_TASK INSTRUCTIONS_
Look through the listing below and report every line that contains "offset".

_EXERCISE DATA_

════════

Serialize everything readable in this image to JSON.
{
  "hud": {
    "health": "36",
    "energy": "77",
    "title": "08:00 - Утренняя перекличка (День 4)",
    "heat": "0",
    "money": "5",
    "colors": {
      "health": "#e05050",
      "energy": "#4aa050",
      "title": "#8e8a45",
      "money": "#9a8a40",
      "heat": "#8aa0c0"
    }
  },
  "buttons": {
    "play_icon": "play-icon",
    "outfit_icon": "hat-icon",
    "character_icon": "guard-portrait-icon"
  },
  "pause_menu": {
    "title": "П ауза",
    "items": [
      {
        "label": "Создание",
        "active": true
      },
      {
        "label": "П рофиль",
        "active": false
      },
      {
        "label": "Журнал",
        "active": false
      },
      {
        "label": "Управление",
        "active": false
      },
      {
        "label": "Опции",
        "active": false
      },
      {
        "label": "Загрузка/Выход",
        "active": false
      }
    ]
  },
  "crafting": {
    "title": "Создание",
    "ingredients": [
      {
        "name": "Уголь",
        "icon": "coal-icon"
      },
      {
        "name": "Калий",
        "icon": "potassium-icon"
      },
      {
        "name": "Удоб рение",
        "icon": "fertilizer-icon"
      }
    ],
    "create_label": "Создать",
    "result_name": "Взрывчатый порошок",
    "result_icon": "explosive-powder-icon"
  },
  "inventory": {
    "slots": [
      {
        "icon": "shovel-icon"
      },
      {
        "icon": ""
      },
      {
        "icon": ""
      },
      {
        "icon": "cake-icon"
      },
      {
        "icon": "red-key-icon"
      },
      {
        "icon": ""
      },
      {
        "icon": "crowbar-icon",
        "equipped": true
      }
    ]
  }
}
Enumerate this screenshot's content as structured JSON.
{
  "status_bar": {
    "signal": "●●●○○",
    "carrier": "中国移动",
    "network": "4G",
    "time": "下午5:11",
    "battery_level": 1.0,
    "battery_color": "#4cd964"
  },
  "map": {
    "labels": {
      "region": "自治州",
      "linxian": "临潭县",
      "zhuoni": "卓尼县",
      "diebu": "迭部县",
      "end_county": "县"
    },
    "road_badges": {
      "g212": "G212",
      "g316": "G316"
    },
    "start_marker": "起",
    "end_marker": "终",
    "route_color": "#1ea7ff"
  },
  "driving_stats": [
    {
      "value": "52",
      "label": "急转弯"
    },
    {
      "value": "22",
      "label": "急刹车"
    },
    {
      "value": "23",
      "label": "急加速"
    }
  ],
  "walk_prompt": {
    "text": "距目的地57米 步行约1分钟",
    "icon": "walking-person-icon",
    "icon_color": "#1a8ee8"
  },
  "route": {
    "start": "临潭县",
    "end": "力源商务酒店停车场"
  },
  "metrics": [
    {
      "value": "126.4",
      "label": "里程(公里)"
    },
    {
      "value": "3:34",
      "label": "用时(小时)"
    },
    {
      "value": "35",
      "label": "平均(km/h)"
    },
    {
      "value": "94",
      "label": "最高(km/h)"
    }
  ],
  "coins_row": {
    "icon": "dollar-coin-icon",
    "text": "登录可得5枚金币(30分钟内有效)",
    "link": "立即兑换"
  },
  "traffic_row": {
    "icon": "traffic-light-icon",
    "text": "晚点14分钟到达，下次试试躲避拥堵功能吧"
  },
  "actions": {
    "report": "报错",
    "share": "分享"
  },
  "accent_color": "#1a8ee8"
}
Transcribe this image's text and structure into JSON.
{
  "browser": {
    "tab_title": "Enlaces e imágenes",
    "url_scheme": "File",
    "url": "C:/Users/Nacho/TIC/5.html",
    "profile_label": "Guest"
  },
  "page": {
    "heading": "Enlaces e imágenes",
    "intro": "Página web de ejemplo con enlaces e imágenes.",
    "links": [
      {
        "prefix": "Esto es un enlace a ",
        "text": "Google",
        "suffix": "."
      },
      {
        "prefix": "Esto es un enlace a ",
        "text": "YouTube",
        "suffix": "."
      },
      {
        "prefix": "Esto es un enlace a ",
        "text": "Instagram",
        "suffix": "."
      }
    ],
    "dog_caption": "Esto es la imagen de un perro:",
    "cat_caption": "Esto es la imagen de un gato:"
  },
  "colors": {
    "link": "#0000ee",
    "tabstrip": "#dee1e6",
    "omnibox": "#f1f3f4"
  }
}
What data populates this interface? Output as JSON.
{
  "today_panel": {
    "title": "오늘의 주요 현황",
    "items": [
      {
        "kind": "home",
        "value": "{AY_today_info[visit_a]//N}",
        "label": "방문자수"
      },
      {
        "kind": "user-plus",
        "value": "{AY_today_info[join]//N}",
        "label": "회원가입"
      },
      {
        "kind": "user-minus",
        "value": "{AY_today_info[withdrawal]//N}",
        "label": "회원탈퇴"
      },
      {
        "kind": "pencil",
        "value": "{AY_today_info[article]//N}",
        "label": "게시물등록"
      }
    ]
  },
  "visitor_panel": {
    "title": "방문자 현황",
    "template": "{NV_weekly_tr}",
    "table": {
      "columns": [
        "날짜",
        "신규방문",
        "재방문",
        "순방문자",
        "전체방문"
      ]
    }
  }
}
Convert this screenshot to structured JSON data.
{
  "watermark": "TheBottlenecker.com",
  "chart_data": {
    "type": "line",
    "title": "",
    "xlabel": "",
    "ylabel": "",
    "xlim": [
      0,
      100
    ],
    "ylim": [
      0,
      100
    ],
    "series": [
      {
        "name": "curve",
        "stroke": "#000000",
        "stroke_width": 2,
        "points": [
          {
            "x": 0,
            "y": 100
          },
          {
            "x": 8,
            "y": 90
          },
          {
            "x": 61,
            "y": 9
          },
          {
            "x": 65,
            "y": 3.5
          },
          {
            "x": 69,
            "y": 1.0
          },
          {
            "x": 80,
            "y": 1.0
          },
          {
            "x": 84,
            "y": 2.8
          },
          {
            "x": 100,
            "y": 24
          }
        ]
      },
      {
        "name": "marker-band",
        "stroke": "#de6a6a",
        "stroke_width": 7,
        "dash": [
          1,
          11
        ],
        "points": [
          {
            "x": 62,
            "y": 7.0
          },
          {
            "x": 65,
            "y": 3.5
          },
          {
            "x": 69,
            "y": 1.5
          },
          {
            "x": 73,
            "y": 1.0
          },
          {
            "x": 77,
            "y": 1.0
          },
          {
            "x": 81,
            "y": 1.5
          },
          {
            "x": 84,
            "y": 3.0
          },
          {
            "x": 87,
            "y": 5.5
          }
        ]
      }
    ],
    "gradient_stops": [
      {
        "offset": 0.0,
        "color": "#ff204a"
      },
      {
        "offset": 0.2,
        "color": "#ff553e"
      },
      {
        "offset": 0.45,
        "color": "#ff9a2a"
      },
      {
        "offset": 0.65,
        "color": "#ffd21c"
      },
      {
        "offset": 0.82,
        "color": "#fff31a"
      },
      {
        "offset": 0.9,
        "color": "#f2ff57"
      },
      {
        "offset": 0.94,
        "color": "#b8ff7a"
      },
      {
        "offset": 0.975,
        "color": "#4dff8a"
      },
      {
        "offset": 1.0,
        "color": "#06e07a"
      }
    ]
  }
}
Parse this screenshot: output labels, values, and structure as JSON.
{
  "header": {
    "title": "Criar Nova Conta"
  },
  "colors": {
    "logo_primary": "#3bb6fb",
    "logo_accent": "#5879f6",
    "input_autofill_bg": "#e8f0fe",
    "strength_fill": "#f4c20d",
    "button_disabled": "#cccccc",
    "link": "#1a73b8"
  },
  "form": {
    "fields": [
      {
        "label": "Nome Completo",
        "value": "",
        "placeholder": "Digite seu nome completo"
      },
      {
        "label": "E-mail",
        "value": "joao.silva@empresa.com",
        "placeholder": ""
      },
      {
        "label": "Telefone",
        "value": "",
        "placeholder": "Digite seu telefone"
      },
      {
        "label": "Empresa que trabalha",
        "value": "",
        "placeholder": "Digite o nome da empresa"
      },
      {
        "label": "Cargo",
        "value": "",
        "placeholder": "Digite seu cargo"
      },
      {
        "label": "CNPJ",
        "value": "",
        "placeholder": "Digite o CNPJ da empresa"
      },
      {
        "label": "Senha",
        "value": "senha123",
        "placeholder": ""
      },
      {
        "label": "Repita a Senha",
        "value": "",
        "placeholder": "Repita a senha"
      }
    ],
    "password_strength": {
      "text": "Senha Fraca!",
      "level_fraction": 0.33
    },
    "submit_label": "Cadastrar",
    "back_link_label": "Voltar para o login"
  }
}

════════

_ANSWER SPACE_
        "offset": 0.0,
        "offset": 0.2,
        "offset": 0.45,
        "offset": 0.65,
        "offset": 0.82,
        "offset": 0.9,
        "offset": 0.94,
        "offset": 0.975,
        "offset": 1.0,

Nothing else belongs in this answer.